[Task brief]
All entries must be returned precisely as they appear.

Start of Task input

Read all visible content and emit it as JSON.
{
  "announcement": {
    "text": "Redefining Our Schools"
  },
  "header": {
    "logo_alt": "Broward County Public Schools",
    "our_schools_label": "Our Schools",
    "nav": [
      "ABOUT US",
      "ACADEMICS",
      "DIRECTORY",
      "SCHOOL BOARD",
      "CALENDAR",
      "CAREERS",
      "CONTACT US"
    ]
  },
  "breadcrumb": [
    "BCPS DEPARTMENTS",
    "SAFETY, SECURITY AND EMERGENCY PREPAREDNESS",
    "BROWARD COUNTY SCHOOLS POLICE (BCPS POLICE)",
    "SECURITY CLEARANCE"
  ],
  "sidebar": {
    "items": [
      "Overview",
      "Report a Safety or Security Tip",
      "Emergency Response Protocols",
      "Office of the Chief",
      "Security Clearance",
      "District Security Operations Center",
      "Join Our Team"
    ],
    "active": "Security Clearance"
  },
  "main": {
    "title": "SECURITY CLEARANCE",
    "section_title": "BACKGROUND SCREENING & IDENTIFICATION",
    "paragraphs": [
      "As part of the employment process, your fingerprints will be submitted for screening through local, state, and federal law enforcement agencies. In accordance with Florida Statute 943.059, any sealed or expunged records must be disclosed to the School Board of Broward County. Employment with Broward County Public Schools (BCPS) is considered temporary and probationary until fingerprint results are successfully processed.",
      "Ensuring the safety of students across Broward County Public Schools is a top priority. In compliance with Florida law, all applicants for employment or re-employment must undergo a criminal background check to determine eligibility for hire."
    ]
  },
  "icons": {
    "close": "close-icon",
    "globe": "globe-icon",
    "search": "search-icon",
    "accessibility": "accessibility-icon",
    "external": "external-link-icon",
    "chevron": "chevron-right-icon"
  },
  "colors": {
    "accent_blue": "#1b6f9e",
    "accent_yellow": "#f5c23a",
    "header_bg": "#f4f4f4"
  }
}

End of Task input

[Solution for this problem]
Read all visible content and emit it as JSON.
{
  "announcement": {
    "text": "Redefining Our Schools"
  },
  "header": {
    "logo_alt": "Broward County Public Schools",
    "our_schools_label": "Our Schools",
    "nav": [
      "ABOUT US",
      "ACADEMICS",
      "DIRECTORY",
      "SCHOOL BOARD",
      "CALENDAR",
      "CAREERS",
      "CONTACT US"
    ]
  },
  "breadcrumb": [
    "BCPS DEPARTMENTS",
    "SAFETY, SECURITY AND EMERGENCY PREPAREDNESS",
    "BROWARD COUNTY SCHOOLS POLICE (BCPS POLICE)",
    "SECURITY CLEARANCE"
  ],
  "sidebar": {
    "items": [
      "Overview",
      "Report a Safety or Security Tip",
      "Emergency Response Protocols",
      "Office of the Chief",
      "Security Clearance",
      "District Security Operations Center",
      "Join Our Team"
    ],
    "active": "Security Clearance"
  },
  "main": {
    "title": "SECURITY CLEARANCE",
    "section_title": "BACKGROUND SCREENING & IDENTIFICATION",
    "paragraphs": [
      "As part of the employment process, your fingerprints will be submitted for screening through local, state, and federal law enforcement agencies. In accordance with Florida Statute 943.059, any sealed or expunged records must be disclosed to the School Board of Broward County. Employment with Broward County Public Schools (BCPS) is considered temporary and probationary until fingerprint results are successfully processed.",
      "Ensuring the safety of students across Broward County Public Schools is a top priority. In compliance with Florida law, all applicants for employment or re-employment must undergo a criminal background check to determine eligibility for hire."
    ]
  },
  "icons": {
    "close": "close-icon",
    "globe": "globe-icon",
    "search": "search-icon",
    "accessibility": "accessibility-icon",
    "external": "external-link-icon",
    "chevron": "chevron-right-icon"
  },
  "colors": {
    "accent_blue": "#1b6f9e",
    "accent_yellow": "#f5c23a",
    "header_bg": "#f4f4f4"
  }
}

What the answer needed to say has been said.